I had a long discussion with a good friend of mine (whom you may have seen as Twisted Joe in many of my blog’s “comments” sections) about this. We were both convinced of one fact- there must be a right way to do this thing.
Making people aware of a problem is one thing, and an important thing. But that awareness must come with a capacity for action. There needs to be not only a “here’s a problem,” but also a “here’s what you can do about it.”
So, we chose a difficulty… something fairly broad yet still meaningful; mental health. No, not just ’cause we’re generally kind of nuts, but because both of our lives have been deeply affected by mental illness in people we are close to.
I’ve done some research into organizations that work with mental health, who have opportunities for the community to assist at least in the form of donations. I’ve decided on Mental Health America. They’ve been working for over a century through advocacy, education, and programs to help those who suffer from mental illness. More, there doesn’t seem to be much (if any) negative reporting on them. It’s a legitimate charity for the chosen cause with opportunities to assist through donation.
Here is the status that I intend to put up on my social networking accounts as soon as I post up this blog. I encourage you to copy and paste it as well.

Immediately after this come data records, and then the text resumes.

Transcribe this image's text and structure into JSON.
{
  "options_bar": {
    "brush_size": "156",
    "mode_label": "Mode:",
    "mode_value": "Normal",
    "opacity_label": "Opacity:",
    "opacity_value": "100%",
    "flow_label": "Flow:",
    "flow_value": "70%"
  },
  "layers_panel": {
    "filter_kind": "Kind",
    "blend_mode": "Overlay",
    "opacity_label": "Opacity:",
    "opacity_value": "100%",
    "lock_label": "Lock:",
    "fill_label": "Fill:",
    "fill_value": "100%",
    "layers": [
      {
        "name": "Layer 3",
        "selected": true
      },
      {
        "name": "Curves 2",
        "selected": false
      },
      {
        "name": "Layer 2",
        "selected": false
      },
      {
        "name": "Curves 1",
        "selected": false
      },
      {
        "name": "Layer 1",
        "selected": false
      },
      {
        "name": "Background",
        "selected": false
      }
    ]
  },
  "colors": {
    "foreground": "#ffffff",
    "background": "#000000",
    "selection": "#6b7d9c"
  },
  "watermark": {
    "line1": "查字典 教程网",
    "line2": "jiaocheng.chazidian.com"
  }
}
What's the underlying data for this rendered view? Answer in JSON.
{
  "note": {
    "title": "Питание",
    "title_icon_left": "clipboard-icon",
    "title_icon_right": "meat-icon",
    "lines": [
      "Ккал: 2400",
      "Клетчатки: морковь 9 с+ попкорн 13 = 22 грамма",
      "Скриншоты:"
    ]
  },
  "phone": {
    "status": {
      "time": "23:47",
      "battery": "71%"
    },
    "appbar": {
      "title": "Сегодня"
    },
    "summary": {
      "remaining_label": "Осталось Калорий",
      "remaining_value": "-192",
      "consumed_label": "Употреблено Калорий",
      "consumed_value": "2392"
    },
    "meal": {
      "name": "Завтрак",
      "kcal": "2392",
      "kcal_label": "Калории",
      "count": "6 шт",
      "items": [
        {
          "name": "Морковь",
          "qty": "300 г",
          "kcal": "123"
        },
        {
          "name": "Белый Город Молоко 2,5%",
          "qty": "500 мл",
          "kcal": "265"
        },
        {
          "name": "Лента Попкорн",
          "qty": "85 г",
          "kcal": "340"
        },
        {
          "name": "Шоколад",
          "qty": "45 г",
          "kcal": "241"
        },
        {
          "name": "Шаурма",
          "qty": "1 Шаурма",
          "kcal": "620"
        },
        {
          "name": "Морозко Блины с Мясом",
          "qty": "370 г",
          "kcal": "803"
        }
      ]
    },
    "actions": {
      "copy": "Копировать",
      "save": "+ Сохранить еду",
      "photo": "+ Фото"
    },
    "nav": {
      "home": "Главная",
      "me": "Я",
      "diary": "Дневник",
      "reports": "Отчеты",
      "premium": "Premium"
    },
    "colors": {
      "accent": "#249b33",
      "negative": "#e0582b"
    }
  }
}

“I have changed my profile picture to something silver. Silver is the ribbon color for the awareness of problems with mental health. Millions of people are affected by mental illness, whether they suffer from it themselves, or suffer the agony of having someone close to them affected by it. The silver profile is to raise awareness of the difficulty, but it is not enough.
Mental Health America (http://www.nmha.org/) is an organization which has been working for over a century to help those affected by mental illness. Please visit http://www.mentalhealthamerica.net/go/donate and give what you can, no matter how great or small. Every little bit helps them to work in advocacy, education, and with programs and services.
If you’d like to help to spread awareness of this issue, and the opportunity for action, please share this status. The farther this message reaches, the more people gain the opportunity to help with this devastating problem.”
The one thing missing from this model, so far, is feedback… it will be difficult to tell how much effect, if any, this message has. What I request is that those reading this blog comment on it (even a “hi” or an “ok”), and share it. That, and hopefully a propagation of the silver campaign, may be a good indicator of just how much good we can really do.
People have been saying that social networks can be a real power for advocacy and charity in today’s society, but whenever someone gives it a try, a chorus of voices rises to say “that doesn’t really work, you know.” Well, let’s make it work. I continue to contend that there is a right way to do this. One step at a time, let’s find it.